**ABOUT THIS EXERCISE**
Copy out the complete listing, word for word.

**SUPPLIED RECORDS**
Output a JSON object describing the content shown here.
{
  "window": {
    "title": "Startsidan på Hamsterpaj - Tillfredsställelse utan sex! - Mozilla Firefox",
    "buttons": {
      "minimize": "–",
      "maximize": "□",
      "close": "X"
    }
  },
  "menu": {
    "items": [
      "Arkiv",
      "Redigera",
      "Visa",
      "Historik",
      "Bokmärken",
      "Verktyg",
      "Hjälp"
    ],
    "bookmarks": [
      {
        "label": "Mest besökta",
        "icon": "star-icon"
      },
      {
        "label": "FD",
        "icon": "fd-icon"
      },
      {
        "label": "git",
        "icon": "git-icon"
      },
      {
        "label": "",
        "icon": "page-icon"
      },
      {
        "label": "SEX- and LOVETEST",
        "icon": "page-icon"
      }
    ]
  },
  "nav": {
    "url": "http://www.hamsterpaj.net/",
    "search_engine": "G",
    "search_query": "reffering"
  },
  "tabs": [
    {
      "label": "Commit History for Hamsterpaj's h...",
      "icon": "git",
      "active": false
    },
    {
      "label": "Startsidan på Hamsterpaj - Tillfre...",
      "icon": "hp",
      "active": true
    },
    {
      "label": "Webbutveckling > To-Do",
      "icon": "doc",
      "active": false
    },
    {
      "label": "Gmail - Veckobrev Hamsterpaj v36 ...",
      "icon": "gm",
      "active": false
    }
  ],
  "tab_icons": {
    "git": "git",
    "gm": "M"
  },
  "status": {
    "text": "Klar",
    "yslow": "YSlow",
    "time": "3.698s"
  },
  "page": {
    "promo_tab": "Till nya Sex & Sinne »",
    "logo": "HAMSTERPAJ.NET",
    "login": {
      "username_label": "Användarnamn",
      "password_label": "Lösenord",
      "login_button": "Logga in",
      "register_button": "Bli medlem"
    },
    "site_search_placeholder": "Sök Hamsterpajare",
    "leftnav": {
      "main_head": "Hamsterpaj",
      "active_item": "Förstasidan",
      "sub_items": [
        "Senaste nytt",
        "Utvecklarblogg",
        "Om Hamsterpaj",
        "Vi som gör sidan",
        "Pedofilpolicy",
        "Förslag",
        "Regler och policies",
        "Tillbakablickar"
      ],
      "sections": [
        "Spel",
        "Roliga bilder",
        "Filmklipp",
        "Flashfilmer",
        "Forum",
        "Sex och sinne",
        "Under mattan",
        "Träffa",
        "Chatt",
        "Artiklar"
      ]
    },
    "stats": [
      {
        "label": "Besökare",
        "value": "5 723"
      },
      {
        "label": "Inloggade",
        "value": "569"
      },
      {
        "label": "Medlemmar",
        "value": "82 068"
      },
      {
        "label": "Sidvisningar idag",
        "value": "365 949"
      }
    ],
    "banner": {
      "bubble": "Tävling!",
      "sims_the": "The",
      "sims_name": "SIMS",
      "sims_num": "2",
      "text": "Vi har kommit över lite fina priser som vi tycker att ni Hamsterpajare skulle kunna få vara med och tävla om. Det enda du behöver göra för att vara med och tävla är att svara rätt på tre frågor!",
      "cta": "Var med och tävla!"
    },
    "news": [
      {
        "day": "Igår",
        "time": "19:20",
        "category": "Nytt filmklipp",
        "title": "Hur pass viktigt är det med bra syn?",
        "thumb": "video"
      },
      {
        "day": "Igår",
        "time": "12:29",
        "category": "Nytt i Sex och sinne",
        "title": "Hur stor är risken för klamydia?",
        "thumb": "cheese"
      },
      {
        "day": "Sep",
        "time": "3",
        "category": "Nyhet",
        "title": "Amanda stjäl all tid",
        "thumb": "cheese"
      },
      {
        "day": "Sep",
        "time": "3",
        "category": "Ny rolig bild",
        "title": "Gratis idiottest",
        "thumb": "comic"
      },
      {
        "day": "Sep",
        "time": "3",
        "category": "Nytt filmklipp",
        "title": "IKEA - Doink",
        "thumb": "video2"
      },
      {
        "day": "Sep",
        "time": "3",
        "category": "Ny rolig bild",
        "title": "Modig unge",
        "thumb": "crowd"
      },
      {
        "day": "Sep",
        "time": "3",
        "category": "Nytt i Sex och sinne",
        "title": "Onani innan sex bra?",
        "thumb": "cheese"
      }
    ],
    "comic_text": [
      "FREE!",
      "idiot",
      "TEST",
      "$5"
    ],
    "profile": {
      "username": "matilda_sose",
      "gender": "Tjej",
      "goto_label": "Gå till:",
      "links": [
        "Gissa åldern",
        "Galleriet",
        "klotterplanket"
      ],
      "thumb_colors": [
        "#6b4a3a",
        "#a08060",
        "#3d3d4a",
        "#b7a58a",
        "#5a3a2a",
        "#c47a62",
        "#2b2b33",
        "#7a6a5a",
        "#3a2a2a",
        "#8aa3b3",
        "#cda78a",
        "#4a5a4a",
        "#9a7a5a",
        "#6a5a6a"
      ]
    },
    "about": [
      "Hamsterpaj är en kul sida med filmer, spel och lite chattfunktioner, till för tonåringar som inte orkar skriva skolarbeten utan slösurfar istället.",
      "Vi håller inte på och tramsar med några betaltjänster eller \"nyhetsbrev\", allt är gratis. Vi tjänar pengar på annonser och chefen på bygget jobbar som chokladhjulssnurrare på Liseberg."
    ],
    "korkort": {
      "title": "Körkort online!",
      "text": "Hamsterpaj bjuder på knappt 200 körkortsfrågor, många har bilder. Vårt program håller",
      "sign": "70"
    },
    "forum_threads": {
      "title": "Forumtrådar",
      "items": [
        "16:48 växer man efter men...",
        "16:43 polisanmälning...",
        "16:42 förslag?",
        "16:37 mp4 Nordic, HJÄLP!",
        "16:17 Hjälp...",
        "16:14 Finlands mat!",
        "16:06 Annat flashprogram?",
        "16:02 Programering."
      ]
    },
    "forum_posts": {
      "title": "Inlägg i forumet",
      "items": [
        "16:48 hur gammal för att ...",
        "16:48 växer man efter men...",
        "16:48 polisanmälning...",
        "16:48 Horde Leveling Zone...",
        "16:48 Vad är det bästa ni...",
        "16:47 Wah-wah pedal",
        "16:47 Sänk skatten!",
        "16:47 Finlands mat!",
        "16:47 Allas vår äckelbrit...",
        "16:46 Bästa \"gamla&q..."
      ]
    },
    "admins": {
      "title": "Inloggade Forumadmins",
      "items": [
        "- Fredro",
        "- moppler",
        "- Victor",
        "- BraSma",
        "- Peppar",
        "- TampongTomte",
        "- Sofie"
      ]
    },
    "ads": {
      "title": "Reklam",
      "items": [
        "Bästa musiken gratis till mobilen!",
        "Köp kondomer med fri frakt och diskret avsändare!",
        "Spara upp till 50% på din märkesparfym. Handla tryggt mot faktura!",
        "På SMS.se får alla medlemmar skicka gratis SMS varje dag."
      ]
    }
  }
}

**ANSWER SECTION**
Output a JSON object describing the content shown here.
{
  "window": {
    "title": "Startsidan på Hamsterpaj - Tillfredsställelse utan sex! - Mozilla Firefox",
    "buttons": {
      "minimize": "–",
      "maximize": "□",
      "close": "X"
    }
  },
  "menu": {
    "items": [
      "Arkiv",
      "Redigera",
      "Visa",
      "Historik",
      "Bokmärken",
      "Verktyg",
      "Hjälp"
    ],
    "bookmarks": [
      {
        "label": "Mest besökta",
        "icon": "star-icon"
      },
      {
        "label": "FD",
        "icon": "fd-icon"
      },
      {
        "label": "git",
        "icon": "git-icon"
      },
      {
        "label": "",
        "icon": "page-icon"
      },
      {
        "label": "SEX- and LOVETEST",
        "icon": "page-icon"
      }
    ]
  },
  "nav": {
    "url": "http://www.hamsterpaj.net/",
    "search_engine": "G",
    "search_query": "reffering"
  },
  "tabs": [
    {
      "label": "Commit History for Hamsterpaj's h...",
      "icon": "git",
      "active": false
    },
    {
      "label": "Startsidan på Hamsterpaj - Tillfre...",
      "icon": "hp",
      "active": true
    },
    {
      "label": "Webbutveckling > To-Do",
      "icon": "doc",
      "active": false
    },
    {
      "label": "Gmail - Veckobrev Hamsterpaj v36 ...",
      "icon": "gm",
      "active": false
    }
  ],
  "tab_icons": {
    "git": "git",
    "gm": "M"
  },
  "status": {
    "text": "Klar",
    "yslow": "YSlow",
    "time": "3.698s"
  },
  "page": {
    "promo_tab": "Till nya Sex & Sinne »",
    "logo": "HAMSTERPAJ.NET",
    "login": {
      "username_label": "Användarnamn",
      "password_label": "Lösenord",
      "login_button": "Logga in",
      "register_button": "Bli medlem"
    },
    "site_search_placeholder": "Sök Hamsterpajare",
    "leftnav": {
      "main_head": "Hamsterpaj",
      "active_item": "Förstasidan",
      "sub_items": [
        "Senaste nytt",
        "Utvecklarblogg",
        "Om Hamsterpaj",
        "Vi som gör sidan",
        "Pedofilpolicy",
        "Förslag",
        "Regler och policies",
        "Tillbakablickar"
      ],
      "sections": [
        "Spel",
        "Roliga bilder",
        "Filmklipp",
        "Flashfilmer",
        "Forum",
        "Sex och sinne",
        "Under mattan",
        "Träffa",
        "Chatt",
        "Artiklar"
      ]
    },
    "stats": [
      {
        "label": "Besökare",
        "value": "5 723"
      },
      {
        "label": "Inloggade",
        "value": "569"
      },
      {
        "label": "Medlemmar",
        "value": "82 068"
      },
      {
        "label": "Sidvisningar idag",
        "value": "365 949"
      }
    ],
    "banner": {
      "bubble": "Tävling!",
      "sims_the": "The",
      "sims_name": "SIMS",
      "sims_num": "2",
      "text": "Vi har kommit över lite fina priser som vi tycker att ni Hamsterpajare skulle kunna få vara med och tävla om. Det enda du behöver göra för att vara med och tävla är att svara rätt på tre frågor!",
      "cta": "Var med och tävla!"
    },
    "news": [
      {
        "day": "Igår",
        "time": "19:20",
        "category": "Nytt filmklipp",
        "title": "Hur pass viktigt är det med bra syn?",
        "thumb": "video"
      },
      {
        "day": "Igår",
        "time": "12:29",
        "category": "Nytt i Sex och sinne",
        "title": "Hur stor är risken för klamydia?",
        "thumb": "cheese"
      },
      {
        "day": "Sep",
        "time": "3",
        "category": "Nyhet",
        "title": "Amanda stjäl all tid",
        "thumb": "cheese"
      },
      {
        "day": "Sep",
        "time": "3",
        "category": "Ny rolig bild",
        "title": "Gratis idiottest",
        "thumb": "comic"
      },
      {
        "day": "Sep",
        "time": "3",
        "category": "Nytt filmklipp",
        "title": "IKEA - Doink",
        "thumb": "video2"
      },
      {
        "day": "Sep",
        "time": "3",
        "category": "Ny rolig bild",
        "title": "Modig unge",
        "thumb": "crowd"
      },
      {
        "day": "Sep",
        "time": "3",
        "category": "Nytt i Sex och sinne",
        "title": "Onani innan sex bra?",
        "thumb": "cheese"
      }
    ],
    "comic_text": [
      "FREE!",
      "idiot",
      "TEST",
      "$5"
    ],
    "profile": {
      "username": "matilda_sose",
      "gender": "Tjej",
      "goto_label": "Gå till:",
      "links": [
        "Gissa åldern",
        "Galleriet",
        "klotterplanket"
      ],
      "thumb_colors": [
        "#6b4a3a",
        "#a08060",
        "#3d3d4a",
        "#b7a58a",
        "#5a3a2a",
        "#c47a62",
        "#2b2b33",
        "#7a6a5a",
        "#3a2a2a",
        "#8aa3b3",
        "#cda78a",
        "#4a5a4a",
        "#9a7a5a",
        "#6a5a6a"
      ]
    },
    "about": [
      "Hamsterpaj är en kul sida med filmer, spel och lite chattfunktioner, till för tonåringar som inte orkar skriva skolarbeten utan slösurfar istället.",
      "Vi håller inte på och tramsar med några betaltjänster eller \"nyhetsbrev\", allt är gratis. Vi tjänar pengar på annonser och chefen på bygget jobbar som chokladhjulssnurrare på Liseberg."
    ],
    "korkort": {
      "title": "Körkort online!",
      "text": "Hamsterpaj bjuder på knappt 200 körkortsfrågor, många har bilder. Vårt program håller",
      "sign": "70"
    },
    "forum_threads": {
      "title": "Forumtrådar",
      "items": [
        "16:48 växer man efter men...",
        "16:43 polisanmälning...",
        "16:42 förslag?",
        "16:37 mp4 Nordic, HJÄLP!",
        "16:17 Hjälp...",
        "16:14 Finlands mat!",
        "16:06 Annat flashprogram?",
        "16:02 Programering."
      ]
    },
    "forum_posts": {
      "title": "Inlägg i forumet",
      "items": [
        "16:48 hur gammal för att ...",
        "16:48 växer man efter men...",
        "16:48 polisanmälning...",
        "16:48 Horde Leveling Zone...",
        "16:48 Vad är det bästa ni...",
        "16:47 Wah-wah pedal",
        "16:47 Sänk skatten!",
        "16:47 Finlands mat!",
        "16:47 Allas vår äckelbrit...",
        "16:46 Bästa \"gamla&q..."
      ]
    },
    "admins": {
      "title": "Inloggade Forumadmins",
      "items": [
        "- Fredro",
        "- moppler",
        "- Victor",
        "- BraSma",
        "- Peppar",
        "- TampongTomte",
        "- Sofie"
      ]
    },
    "ads": {
      "title": "Reklam",
      "items": [
        "Bästa musiken gratis till mobilen!",
        "Köp kondomer med fri frakt och diskret avsändare!",
        "Spara upp till 50% på din märkesparfym. Handla tryggt mot faktura!",
        "På SMS.se får alla medlemmar skicka gratis SMS varje dag."
      ]
    }
  }
}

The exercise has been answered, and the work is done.